Harvard Kennedy School of Government
Any analysis of a “National Educational System” reveals a highly complex social production system that is neither a hierarchical organization, nor a market, nor simply a misaligned system of principals and agents. It is, instead, a complex array of social actors bound together through various social structures and processes on one hand, and important functional relationships on the other.
In approaching the challenge of moving that system towards sustained productivity gains, national governments naturally fall prey to the assumption that, in the principal/agent framework they are the principals of the system. But, as we have seen empirically, this idea overestimates the capacities of most central governments in developing countries (Pritchett 2013, Pritchett 2015, Moore and Spivack 2022). The world at large has learned that it is hard to centrally manage complex economies to produce economic prosperity and social equity. It is not obvious that the search for educational improvement is any less difficult.

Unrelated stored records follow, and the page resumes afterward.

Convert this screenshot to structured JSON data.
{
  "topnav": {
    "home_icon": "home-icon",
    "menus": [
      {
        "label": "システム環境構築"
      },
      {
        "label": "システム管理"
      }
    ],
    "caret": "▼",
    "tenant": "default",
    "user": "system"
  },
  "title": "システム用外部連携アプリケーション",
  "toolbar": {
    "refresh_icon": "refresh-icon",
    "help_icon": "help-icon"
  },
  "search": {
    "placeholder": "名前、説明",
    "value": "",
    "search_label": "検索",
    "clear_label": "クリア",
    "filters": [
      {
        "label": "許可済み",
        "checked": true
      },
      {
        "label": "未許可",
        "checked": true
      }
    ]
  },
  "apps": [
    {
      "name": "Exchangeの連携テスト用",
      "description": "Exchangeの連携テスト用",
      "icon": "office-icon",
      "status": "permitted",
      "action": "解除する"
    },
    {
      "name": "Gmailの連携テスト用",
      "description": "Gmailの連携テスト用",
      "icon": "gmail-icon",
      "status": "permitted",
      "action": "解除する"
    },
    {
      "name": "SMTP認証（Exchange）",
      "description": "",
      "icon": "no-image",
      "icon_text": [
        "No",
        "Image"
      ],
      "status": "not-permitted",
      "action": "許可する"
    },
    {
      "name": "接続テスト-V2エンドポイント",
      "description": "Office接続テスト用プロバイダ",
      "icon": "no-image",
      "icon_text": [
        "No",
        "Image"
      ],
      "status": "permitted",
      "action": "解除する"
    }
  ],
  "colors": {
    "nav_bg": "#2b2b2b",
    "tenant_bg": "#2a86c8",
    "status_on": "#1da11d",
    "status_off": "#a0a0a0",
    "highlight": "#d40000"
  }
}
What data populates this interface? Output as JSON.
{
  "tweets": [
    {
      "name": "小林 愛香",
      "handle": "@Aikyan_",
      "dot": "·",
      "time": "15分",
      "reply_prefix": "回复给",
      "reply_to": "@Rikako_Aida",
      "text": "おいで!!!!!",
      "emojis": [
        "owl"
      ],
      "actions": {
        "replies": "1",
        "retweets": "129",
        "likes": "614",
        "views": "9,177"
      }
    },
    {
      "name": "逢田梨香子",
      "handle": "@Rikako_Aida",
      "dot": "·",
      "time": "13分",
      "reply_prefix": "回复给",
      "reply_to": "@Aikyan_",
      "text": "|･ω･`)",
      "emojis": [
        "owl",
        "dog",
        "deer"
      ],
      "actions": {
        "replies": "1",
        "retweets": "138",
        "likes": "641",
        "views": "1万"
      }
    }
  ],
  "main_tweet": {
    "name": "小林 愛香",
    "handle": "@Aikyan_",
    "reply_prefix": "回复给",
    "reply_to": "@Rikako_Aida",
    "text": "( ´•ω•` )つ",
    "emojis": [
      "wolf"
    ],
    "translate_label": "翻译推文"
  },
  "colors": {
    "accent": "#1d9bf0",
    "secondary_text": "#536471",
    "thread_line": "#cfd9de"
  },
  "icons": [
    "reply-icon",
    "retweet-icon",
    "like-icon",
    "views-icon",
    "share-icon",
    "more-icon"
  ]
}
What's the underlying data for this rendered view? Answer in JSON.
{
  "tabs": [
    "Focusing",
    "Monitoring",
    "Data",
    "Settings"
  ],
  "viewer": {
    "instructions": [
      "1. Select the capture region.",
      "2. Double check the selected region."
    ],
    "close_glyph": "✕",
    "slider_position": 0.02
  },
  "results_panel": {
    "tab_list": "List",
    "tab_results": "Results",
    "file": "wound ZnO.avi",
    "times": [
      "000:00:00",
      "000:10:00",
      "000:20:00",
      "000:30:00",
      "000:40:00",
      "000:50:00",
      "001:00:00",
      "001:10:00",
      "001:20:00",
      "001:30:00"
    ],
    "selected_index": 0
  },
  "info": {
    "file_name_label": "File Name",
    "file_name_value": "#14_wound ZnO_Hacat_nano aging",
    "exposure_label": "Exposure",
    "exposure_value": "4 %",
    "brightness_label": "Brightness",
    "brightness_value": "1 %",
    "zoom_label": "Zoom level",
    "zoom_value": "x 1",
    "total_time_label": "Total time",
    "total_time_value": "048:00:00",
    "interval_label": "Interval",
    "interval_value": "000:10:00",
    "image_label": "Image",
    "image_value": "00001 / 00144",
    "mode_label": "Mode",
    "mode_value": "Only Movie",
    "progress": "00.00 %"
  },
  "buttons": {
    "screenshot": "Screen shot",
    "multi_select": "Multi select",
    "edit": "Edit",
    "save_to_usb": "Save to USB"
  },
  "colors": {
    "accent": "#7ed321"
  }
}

Of course, it is not wrong to imagine that the national government can become an important catalyst, motivator, and director of the system that will enhance its productivity – broadly understood.
The important question, however, is how exactly it should practically do so? How can the central government develop a “strategic capacity” that can keep the widely distributed system as a whole moving towards improved performance with respect to both educational goals, and the wider economic, social, and political purposes that a polity hopes to advance through the provision of educational services.
Answering that question for a broad class of national governments seeking to promoted sustained educational productivity relative to their goals is the task we will tackle in this essay (Moore and Spivack 2022).
Moore, M. and Spivack, M. 2023. A Public Value Approach to Analyzing and Intervening in National Educational Systems. Research on Improving Systems of Education. https://doi.org/10.35489/BSG-RISE-Misc_2023/10